In relation to these hate crime training curricula, one method that can be adopted to improve current modules and existing paradigms is by designing culturally-sensitive curricula developed through participatory, consultative involvement of different racial group’s authority on cultural sensitivity. Sensitivity expert from each racial group can either be recruited locally or internationally through the help of different US consulates and embassies or through concerned government trans-national inter-agency cooperation. With this developed cultural-sensitive curricula, new breeds of would-be-graduates law enforcer will become more adoptable in their service of duty.

            Alternately, a potential trainor from each law enforcement agency could be immersed to the intended racial or ethnic group populace to study their culture and idiosyncrasies and later develop cultural-sensitive training manuals. Better yet, if viable, periodic visit or immersion into native lands of subject racial groups would further give valuable supplemental inputs. In this way, trainors’ imparted competencies and expertise to law enforcer trainees would be more realistic and attuned to the need of time.

ANALYSIS ON U.S. POLICE PERFORMANCE AND PUBLISHED INCIDENTS

            The ever growing trends on web/internet information gathering and opinion sharing have contributed a lot to increasing awareness on hate/bias crimes for almost all stakeholders. Though news can be perceived subjectively, more frequent and widely publicized incidents of police misconducts has a seemingly converse negative effect on law enforcement image among the citizenry, detrimental to their pursuit of duty.

            Though the latest FBI-UCR for 2005 reveals a decrease in the total number of reported hate crimes in the US, it has been under fire from some Human Rights Group as they found its statistics revealing some of the largest cities in America failed to report their hate crimes, prompting them to call the statistics “incomplete.”

            Proponents of these extreme scenarios of over-exaggerated bad news releases and under-rated, relevant statistical figures, have their purposely motives. In most instances, especially on pre-election period, politicians, with their vested interests, tend to exploit and capitalized on these media hype; and make it work to their advantage.  Nonetheless, whatever the perception maybe on these news, further option for deeper examination on the details and challenge to their validity, still, remain subjective.

References:

Clark, Trevor; civilrights.org Nov 02, 2006 12:00 AM EST

Siasoco, Rico V.;Defining Hate Crimes; No longer a Black and White Issue
www.infoplease.com/spot/hatecrimes.html

Hate-Crime.Net; Hate Crime Information and Statistics
hate-crime.website-works.com/hate-students.htm

Hate Crime 2003 Hate Crime Bias Motivation
www.maine.gov/dps/cim/crime_in_maine/2003pdf/042hate.pdf
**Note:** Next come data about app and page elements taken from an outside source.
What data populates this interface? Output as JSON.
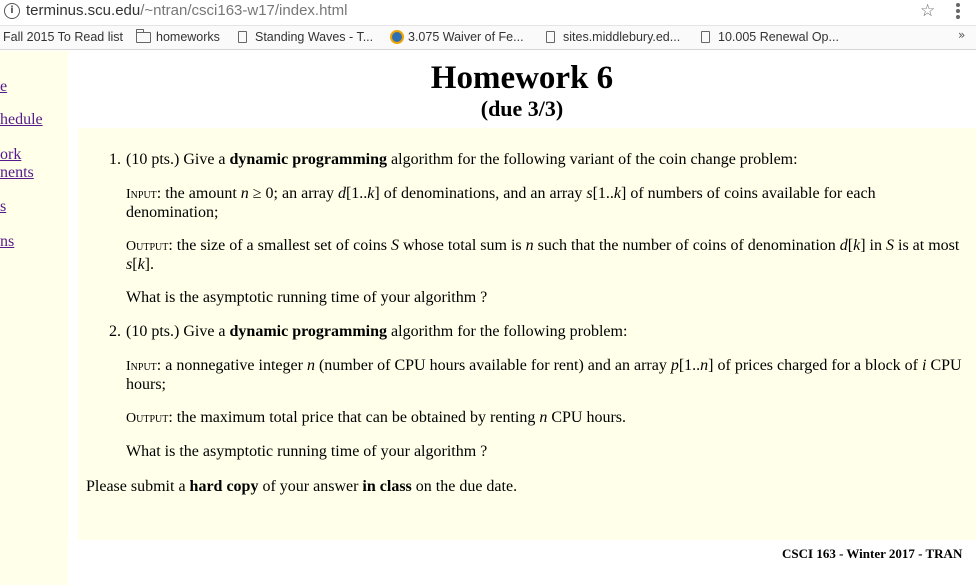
{
  "browser": {
    "url_host": "terminus.scu.edu",
    "url_path": "/~ntran/csci163-w17/index.html",
    "bookmarks": [
      {
        "label": "Fall 2015 To Read list",
        "icon": "none"
      },
      {
        "label": "homeworks",
        "icon": "folder-icon"
      },
      {
        "label": "Standing Waves - T...",
        "icon": "page-icon"
      },
      {
        "label": "3.075 Waiver of Fe...",
        "icon": "globe-icon"
      },
      {
        "label": "sites.middlebury.ed...",
        "icon": "page-icon"
      },
      {
        "label": "10.005 Renewal Op...",
        "icon": "page-icon"
      }
    ],
    "overflow": "»"
  },
  "sidebar": {
    "links": [
      "e",
      "hedule",
      "ork",
      "nents",
      "s",
      "ns"
    ]
  },
  "page": {
    "title": "Homework 6",
    "due": "(due 3/3)"
  },
  "problems": {
    "p1": {
      "number": "1.",
      "pts": "(10 pts.) Give a ",
      "bold": "dynamic programming",
      "rest": " algorithm for the following variant of the coin change problem:",
      "input_label": "Input",
      "input_a": ": the amount ",
      "input_b": " ≥ 0; an array ",
      "input_c": "[1..",
      "input_d": "] of denominations, and an array ",
      "input_e": "[1..",
      "input_f": "] of numbers of coins available for each",
      "input_line2": "denomination;",
      "output_label": "Output",
      "output_a": ": the size of a smallest set of coins ",
      "output_b": " whose total sum is ",
      "output_c": " such that the number of coins of denomination ",
      "output_d": "[",
      "output_e": "] in ",
      "output_f": " is at most",
      "output_line2_a": "[",
      "output_line2_b": "].",
      "question": "What is the asymptotic running time of your algorithm ?"
    },
    "p2": {
      "number": "2.",
      "pts": "(10 pts.) Give a ",
      "bold": "dynamic programming",
      "rest": " algorithm for the following problem:",
      "input_label": "Input",
      "input_a": ": a nonnegative integer ",
      "input_b": " (number of CPU hours available for rent) and an array ",
      "input_c": "[1..",
      "input_d": "] of prices charged for a block of ",
      "input_e": " CPU",
      "input_line2": "hours;",
      "output_label": "Output",
      "output_a": ": the maximum total price that can be obtained by renting ",
      "output_b": " CPU hours.",
      "question": "What is the asymptotic running time of your algorithm ?"
    }
  },
  "vars": {
    "n": "n",
    "d": "d",
    "s": "s",
    "k": "k",
    "S": "S",
    "p": "p",
    "i": "i"
  },
  "submit": {
    "a": "Please submit a ",
    "b": "hard copy",
    "c": " of your answer ",
    "d": "in class",
    "e": " on the due date."
  },
  "footer": "CSCI 163 - Winter 2017 - TRAN"
}
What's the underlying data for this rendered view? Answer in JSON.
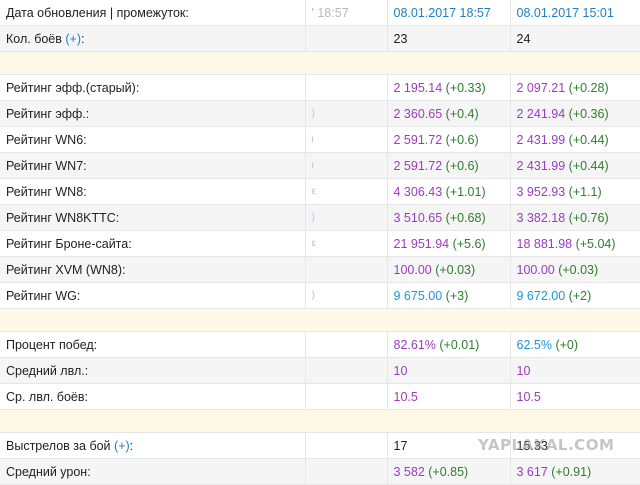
{
  "header": {
    "label": "Дата обновления | промежуток:",
    "col2": "' 18:57",
    "col3": "08.01.2017 18:57",
    "col4": "08.01.2017 15:01"
  },
  "battles": {
    "label": "Кол. боёв",
    "plus": "(+)",
    "suffix": ":",
    "col3": "23",
    "col4": "24"
  },
  "ratings": [
    {
      "label": "Рейтинг эфф.(старый):",
      "col2": "",
      "col3": "2 195.14",
      "d3": "(+0.33)",
      "col4": "2 097.21",
      "d4": "(+0.28)",
      "color3": "purple",
      "color4": "purple"
    },
    {
      "label": "Рейтинг эфф.:",
      "col2": ")",
      "col3": "2 360.65",
      "d3": "(+0.4)",
      "col4": "2 241.94",
      "d4": "(+0.36)",
      "color3": "purple",
      "color4": "purple"
    },
    {
      "label": "Рейтинг WN6:",
      "col2": "ι",
      "col3": "2 591.72",
      "d3": "(+0.6)",
      "col4": "2 431.99",
      "d4": "(+0.44)",
      "color3": "purple",
      "color4": "purple"
    },
    {
      "label": "Рейтинг WN7:",
      "col2": "ι",
      "col3": "2 591.72",
      "d3": "(+0.6)",
      "col4": "2 431.99",
      "d4": "(+0.44)",
      "color3": "purple",
      "color4": "purple"
    },
    {
      "label": "Рейтинг WN8:",
      "col2": "ε",
      "col3": "4 306.43",
      "d3": "(+1.01)",
      "col4": "3 952.93",
      "d4": "(+1.1)",
      "color3": "purple",
      "color4": "purple"
    },
    {
      "label": "Рейтинг WN8KTTC:",
      "col2": ")",
      "col3": "3 510.65",
      "d3": "(+0.68)",
      "col4": "3 382.18",
      "d4": "(+0.76)",
      "color3": "purple",
      "color4": "purple"
    },
    {
      "label": "Рейтинг Броне-сайта:",
      "col2": "ε",
      "col3": "21 951.94",
      "d3": "(+5.6)",
      "col4": "18 881.98",
      "d4": "(+5.04)",
      "color3": "purple",
      "color4": "purple"
    },
    {
      "label": "Рейтинг XVM (WN8):",
      "col2": "",
      "col3": "100.00",
      "d3": "(+0.03)",
      "col4": "100.00",
      "d4": "(+0.03)",
      "color3": "purple",
      "color4": "purple"
    },
    {
      "label": "Рейтинг WG:",
      "col2": ")",
      "col3": "9 675.00",
      "d3": "(+3)",
      "col4": "9 672.00",
      "d4": "(+2)",
      "color3": "blue",
      "color4": "blue"
    }
  ],
  "general": [
    {
      "label": "Процент побед:",
      "col3": "82.61%",
      "d3": "(+0.01)",
      "col4": "62.5%",
      "d4": "(+0)",
      "color3": "purple",
      "color4": "blue"
    },
    {
      "label": "Средний лвл.:",
      "col3": "10",
      "d3": "",
      "col4": "10",
      "d4": "",
      "color3": "purple",
      "color4": "purple"
    },
    {
      "label": "Ср. лвл. боёв:",
      "col3": "10.5",
      "d3": "",
      "col4": "10.5",
      "d4": "",
      "color3": "purple",
      "color4": "purple"
    }
  ],
  "shots": {
    "label": "Выстрелов за бой",
    "plus": "(+)",
    "suffix": ":",
    "col3": "17",
    "col4": "15.33"
  },
  "damage": {
    "label": "Средний урон:",
    "col3": "3 582",
    "d3": "(+0.85)",
    "col4": "3 617",
    "d4": "(+0.91)"
  },
  "watermark": "YAPLAKAL.COM",
  "colors": {
    "purple": "#9a3cc0",
    "blue": "#1d97d4",
    "green": "#2e7d2e",
    "link": "#1f7ec4",
    "separator": "#fdf9e6"
  }
}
US Department of Justice – FBI; Hate Crime Statistics 2005
www.fbi.gov/ucr/hc2005/ – 10k –

US Department of Justice – FBI, Crime in the United States 2004
www.fbi.gov/ucr/cius_04/offenses_reported/hate_crime/index.html

US Department of Justice – Community Relations Service
http://www.usdoj.gov/crs/pubs/htecrm.htm

National Crime Prevention Council; Strategy: Raising Cultural Awareness
http://www.ncpc.org/Topics/Strategy_Raising_Cultural_Awareness.php

Police Practices and Civil Rights in New York City, Police Community Relations
http://www.usccr.gov/pubs/nypolice/ch3.htm